— Exercise —
Your reply must hold the lines from the one containing "Output a JSON" to the end of the entries, copied exactly, with pictures excluded.

(Data records for software interfaces)
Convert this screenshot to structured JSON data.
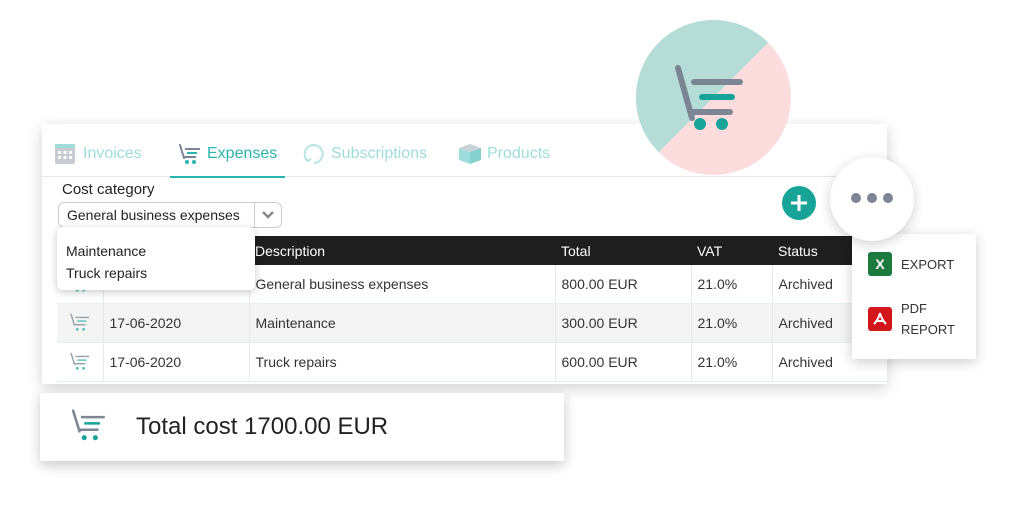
{
  "tabs": [
    {
      "label": "Invoices",
      "icon": "calculator-icon",
      "active": false
    },
    {
      "label": "Expenses",
      "icon": "cart-icon",
      "active": true
    },
    {
      "label": "Subscriptions",
      "icon": "refresh-icon",
      "active": false
    },
    {
      "label": "Products",
      "icon": "box-icon",
      "active": false
    }
  ],
  "filter": {
    "label": "Cost category",
    "selected": "General business expenses",
    "options": [
      "Maintenance",
      "Truck repairs"
    ]
  },
  "table": {
    "columns": [
      "",
      "",
      "Description",
      "Total",
      "VAT",
      "Status"
    ],
    "rows": [
      {
        "date": "",
        "description": "General business expenses",
        "total": "800.00 EUR",
        "vat": "21.0%",
        "status": "Archived"
      },
      {
        "date": "17-06-2020",
        "description": "Maintenance",
        "total": "300.00 EUR",
        "vat": "21.0%",
        "status": "Archived"
      },
      {
        "date": "17-06-2020",
        "description": "Truck repairs",
        "total": "600.00 EUR",
        "vat": "21.0%",
        "status": "Archived"
      }
    ]
  },
  "total": {
    "text": "Total cost 1700.00 EUR"
  },
  "menu": {
    "export_label": "EXPORT",
    "pdf_label_line1": "PDF",
    "pdf_label_line2": "REPORT"
  },
  "colors": {
    "accent": "#2bb3ad",
    "add_button": "#17a398",
    "excel": "#1d7a3e",
    "pdf": "#d3161c"
  }
}
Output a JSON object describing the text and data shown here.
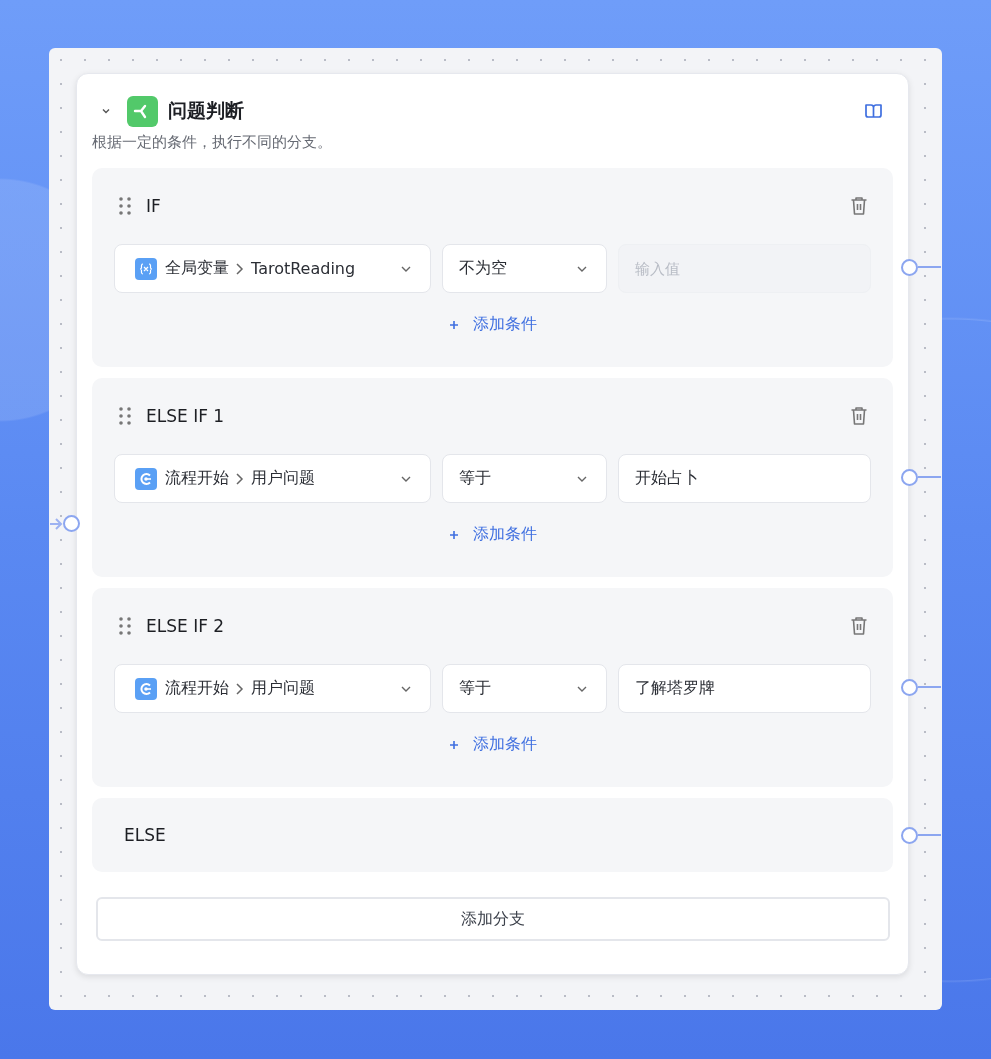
{
  "node": {
    "title": "问题判断",
    "expanded": true,
    "description": "根据一定的条件，执行不同的分支。"
  },
  "branches": [
    {
      "kind": "condition",
      "label": "IF",
      "conditions": [
        {
          "kind": "variable",
          "source": "全局变量",
          "field": "TarotReading",
          "operator": "不为空",
          "placeholder": "输入值"
        }
      ],
      "add_condition": "添加条件"
    },
    {
      "kind": "condition",
      "label": "ELSE IF 1",
      "conditions": [
        {
          "kind": "start",
          "source": "流程开始",
          "field": "用户问题",
          "operator": "等于",
          "value": "开始占卜"
        }
      ],
      "add_condition": "添加条件"
    },
    {
      "kind": "condition",
      "label": "ELSE IF 2",
      "conditions": [
        {
          "kind": "start",
          "source": "流程开始",
          "field": "用户问题",
          "operator": "等于",
          "value": "了解塔罗牌"
        }
      ],
      "add_condition": "添加条件"
    },
    {
      "kind": "else",
      "label": "ELSE"
    }
  ],
  "add_branch": "添加分支"
}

— Written answer —
Output a JSON object describing the text and data shown here.
{
  "node": {
    "title": "问题判断",
    "expanded": true,
    "description": "根据一定的条件，执行不同的分支。"
  },
  "branches": [
    {
      "kind": "condition",
      "label": "IF",
      "conditions": [
        {
          "kind": "variable",
          "source": "全局变量",
          "field": "TarotReading",
          "operator": "不为空",
          "placeholder": "输入值"
        }
      ],
      "add_condition": "添加条件"
    },
    {
      "kind": "condition",
      "label": "ELSE IF 1",
      "conditions": [
        {
          "kind": "start",
          "source": "流程开始",
          "field": "用户问题",
          "operator": "等于",
          "value": "开始占卜"
        }
      ],
      "add_condition": "添加条件"
    },
    {
      "kind": "condition",
      "label": "ELSE IF 2",
      "conditions": [
        {
          "kind": "start",
          "source": "流程开始",
          "field": "用户问题",
          "operator": "等于",
          "value": "了解塔罗牌"
        }
      ],
      "add_condition": "添加条件"
    },
    {
      "kind": "else",
      "label": "ELSE"
    }
  ],
  "add_branch": "添加分支"
}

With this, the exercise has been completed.